Herbs and spices are often sold in their dried and finely chopped/powdered forms, and are globally traded commodities which can command high prices. This combination can mean that these products are the target for food fraud, because part of the powdered/chopped product can easily be replaced with a similar colour powder or similar coloured leaf. This allows the adulterer to make the same good profit on sub-standard and potentially harmful product.
Garlic (Allium sativum) is traded in huge quantities (over 26 million tonnes in 2016) and the powdered form is the most likely to be adulterated, with instances of talcum powder, chalk powder, and powdered starch being used as bulking agents to defraud buyers. In a recent publication by the EU Food Fraud Network’s Herb & Spice Coordinated Control Plan (EUCCP), over 1,800 samples were analysed to determine the level of adulteration within a range of herbs and spices. The results ranged from 6% of samples adulterated (paprika/chilli) to a massive 48% for Oregano (largely adulterated with olive leaves).
This proficiency test is suitable for any laboratory testing powdered garlic for authenticity and is suitable for a range of different methods.

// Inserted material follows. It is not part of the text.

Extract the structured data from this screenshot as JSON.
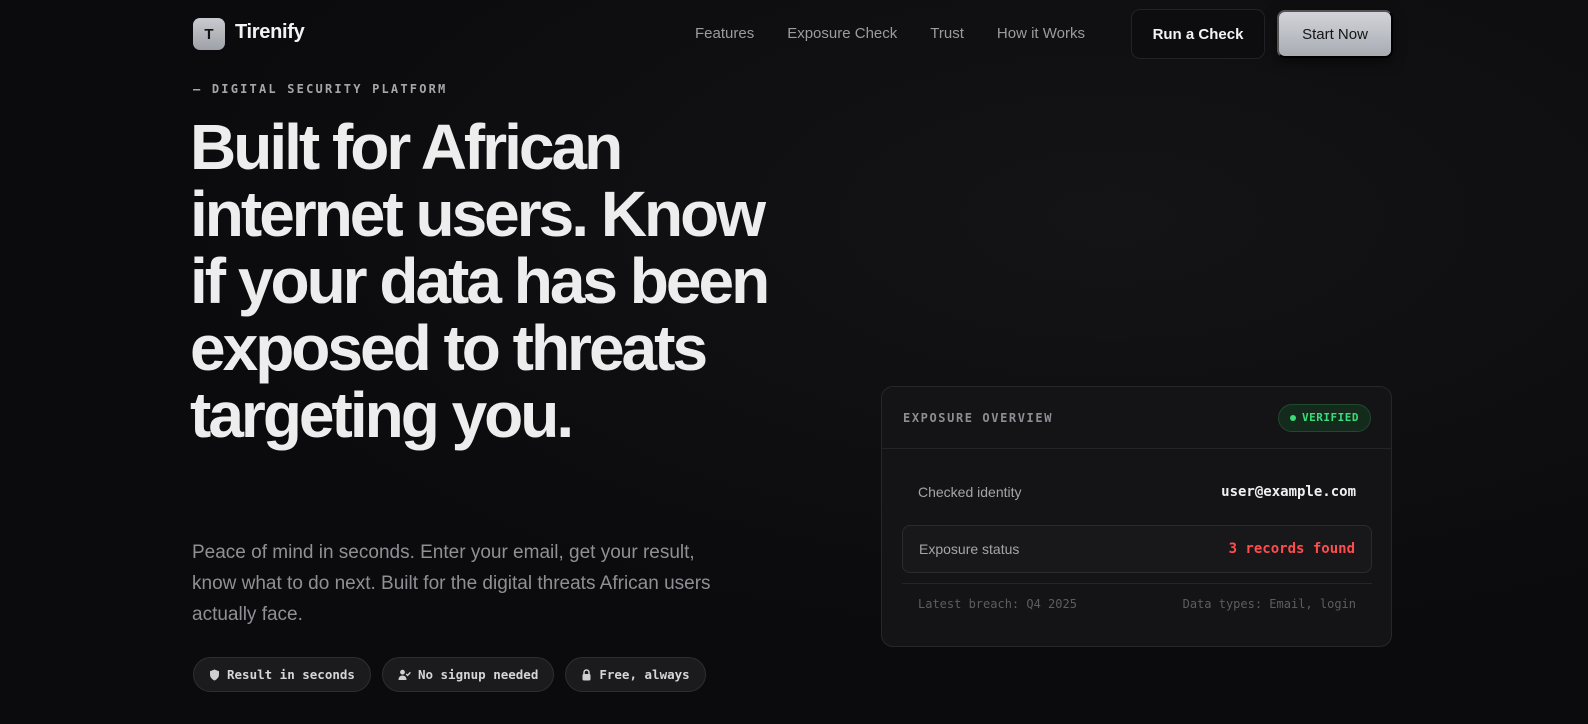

A carefully designed quality assurance programme, validated by the use of independent proficiency testing can help to give confidence in the laboratory analysis, and show that if present, adulterants can be identified, preventing sub-standard product from entering the market.